╔══

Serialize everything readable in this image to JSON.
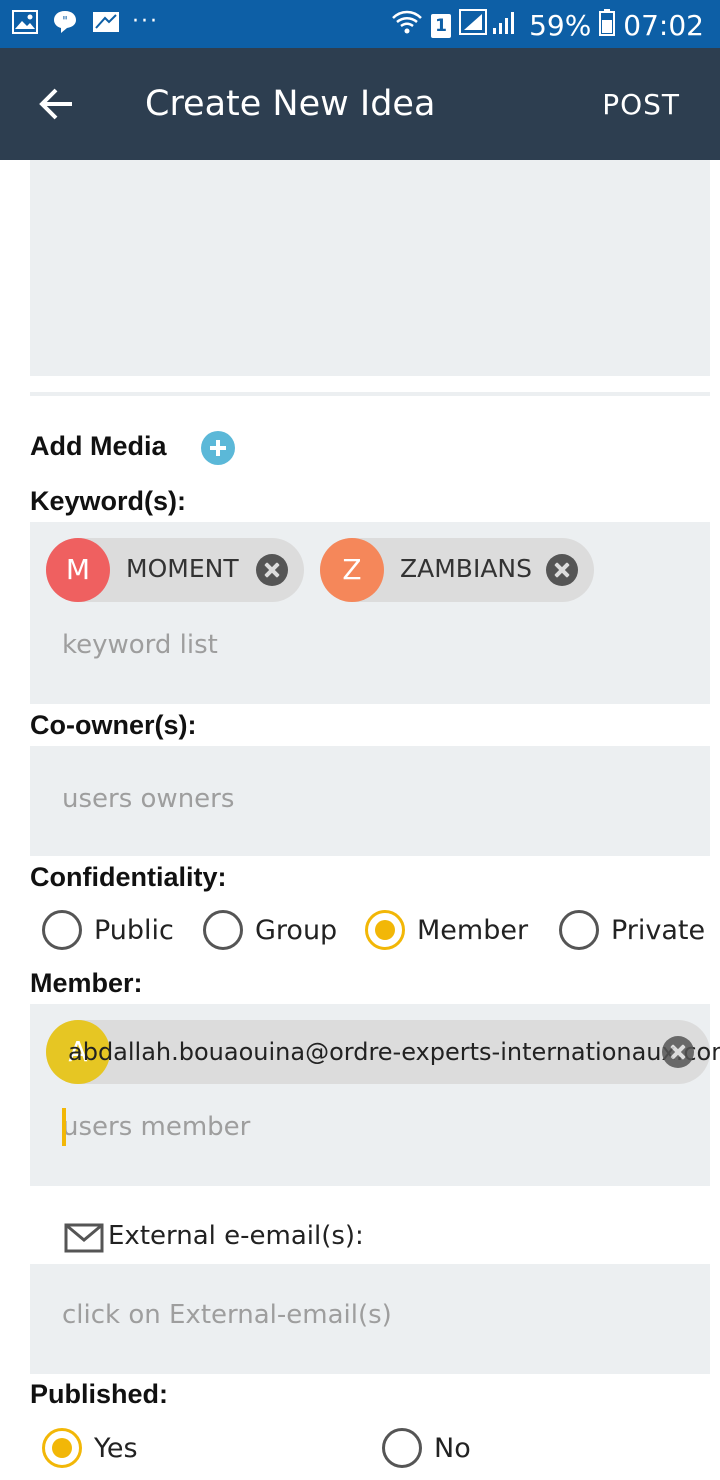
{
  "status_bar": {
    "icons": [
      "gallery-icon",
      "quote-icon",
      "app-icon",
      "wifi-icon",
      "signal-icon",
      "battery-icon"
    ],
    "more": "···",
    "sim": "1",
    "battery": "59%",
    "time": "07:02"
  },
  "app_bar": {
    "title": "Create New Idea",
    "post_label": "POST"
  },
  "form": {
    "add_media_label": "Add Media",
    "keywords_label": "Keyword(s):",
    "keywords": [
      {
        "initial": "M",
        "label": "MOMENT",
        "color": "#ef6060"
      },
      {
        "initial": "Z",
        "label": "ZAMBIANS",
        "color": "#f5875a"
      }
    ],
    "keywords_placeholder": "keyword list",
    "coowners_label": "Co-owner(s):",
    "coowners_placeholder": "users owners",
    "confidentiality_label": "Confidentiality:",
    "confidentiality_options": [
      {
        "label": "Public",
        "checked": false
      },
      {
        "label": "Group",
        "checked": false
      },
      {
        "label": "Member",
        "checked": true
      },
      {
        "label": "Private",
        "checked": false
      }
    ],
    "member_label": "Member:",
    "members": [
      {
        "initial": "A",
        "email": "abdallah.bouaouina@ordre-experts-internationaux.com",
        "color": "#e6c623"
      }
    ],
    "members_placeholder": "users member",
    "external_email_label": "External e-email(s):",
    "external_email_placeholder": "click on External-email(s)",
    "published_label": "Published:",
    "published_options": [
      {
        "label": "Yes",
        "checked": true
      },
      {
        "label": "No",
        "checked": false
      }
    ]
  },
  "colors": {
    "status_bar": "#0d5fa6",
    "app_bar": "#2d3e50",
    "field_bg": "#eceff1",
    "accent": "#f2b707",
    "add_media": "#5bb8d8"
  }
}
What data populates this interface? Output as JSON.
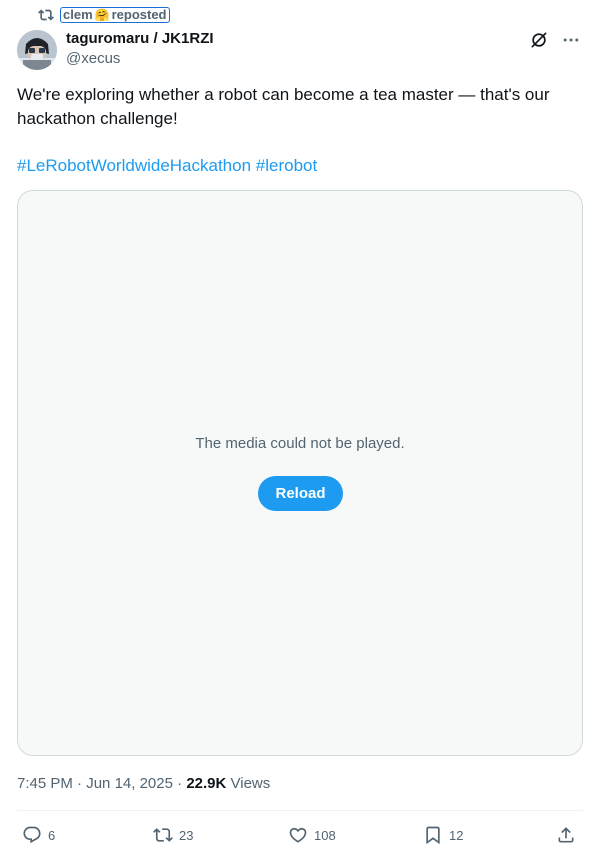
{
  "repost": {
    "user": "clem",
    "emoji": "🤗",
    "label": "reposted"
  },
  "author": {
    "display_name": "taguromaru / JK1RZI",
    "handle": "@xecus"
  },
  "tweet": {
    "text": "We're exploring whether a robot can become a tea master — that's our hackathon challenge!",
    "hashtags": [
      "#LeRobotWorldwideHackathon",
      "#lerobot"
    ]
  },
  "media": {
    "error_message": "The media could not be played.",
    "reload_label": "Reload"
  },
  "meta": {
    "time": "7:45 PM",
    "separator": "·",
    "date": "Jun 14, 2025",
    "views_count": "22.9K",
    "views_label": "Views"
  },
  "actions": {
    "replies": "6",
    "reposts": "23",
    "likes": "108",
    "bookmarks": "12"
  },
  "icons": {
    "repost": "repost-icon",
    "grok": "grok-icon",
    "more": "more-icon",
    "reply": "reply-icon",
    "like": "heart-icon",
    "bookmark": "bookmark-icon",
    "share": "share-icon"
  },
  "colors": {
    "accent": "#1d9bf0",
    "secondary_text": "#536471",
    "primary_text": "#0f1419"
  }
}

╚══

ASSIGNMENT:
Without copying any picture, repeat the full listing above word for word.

SOLUTION TO THIS EXERCISE:
Serialize everything readable in this image to JSON.
{
  "status_bar": {
    "icons": [
      "gallery-icon",
      "quote-icon",
      "app-icon",
      "wifi-icon",
      "signal-icon",
      "battery-icon"
    ],
    "more": "···",
    "sim": "1",
    "battery": "59%",
    "time": "07:02"
  },
  "app_bar": {
    "title": "Create New Idea",
    "post_label": "POST"
  },
  "form": {
    "add_media_label": "Add Media",
    "keywords_label": "Keyword(s):",
    "keywords": [
      {
        "initial": "M",
        "label": "MOMENT",
        "color": "#ef6060"
      },
      {
        "initial": "Z",
        "label": "ZAMBIANS",
        "color": "#f5875a"
      }
    ],
    "keywords_placeholder": "keyword list",
    "coowners_label": "Co-owner(s):",
    "coowners_placeholder": "users owners",
    "confidentiality_label": "Confidentiality:",
    "confidentiality_options": [
      {
        "label": "Public",
        "checked": false
      },
      {
        "label": "Group",
        "checked": false
      },
      {
        "label": "Member",
        "checked": true
      },
      {
        "label": "Private",
        "checked": false
      }
    ],
    "member_label": "Member:",
    "members": [
      {
        "initial": "A",
        "email": "abdallah.bouaouina@ordre-experts-internationaux.com",
        "color": "#e6c623"
      }
    ],
    "members_placeholder": "users member",
    "external_email_label": "External e-email(s):",
    "external_email_placeholder": "click on External-email(s)",
    "published_label": "Published:",
    "published_options": [
      {
        "label": "Yes",
        "checked": true
      },
      {
        "label": "No",
        "checked": false
      }
    ]
  },
  "colors": {
    "status_bar": "#0d5fa6",
    "app_bar": "#2d3e50",
    "field_bg": "#eceff1",
    "accent": "#f2b707",
    "add_media": "#5bb8d8"
  }
}
What data populates this interface? Output as JSON.
{
  "repost": {
    "user": "clem",
    "emoji": "🤗",
    "label": "reposted"
  },
  "author": {
    "display_name": "taguromaru / JK1RZI",
    "handle": "@xecus"
  },
  "tweet": {
    "text": "We're exploring whether a robot can become a tea master — that's our hackathon challenge!",
    "hashtags": [
      "#LeRobotWorldwideHackathon",
      "#lerobot"
    ]
  },
  "media": {
    "error_message": "The media could not be played.",
    "reload_label": "Reload"
  },
  "meta": {
    "time": "7:45 PM",
    "separator": "·",
    "date": "Jun 14, 2025",
    "views_count": "22.9K",
    "views_label": "Views"
  },
  "actions": {
    "replies": "6",
    "reposts": "23",
    "likes": "108",
    "bookmarks": "12"
  },
  "icons": {
    "repost": "repost-icon",
    "grok": "grok-icon",
    "more": "more-icon",
    "reply": "reply-icon",
    "like": "heart-icon",
    "bookmark": "bookmark-icon",
    "share": "share-icon"
  },
  "colors": {
    "accent": "#1d9bf0",
    "secondary_text": "#536471",
    "primary_text": "#0f1419"
  }
}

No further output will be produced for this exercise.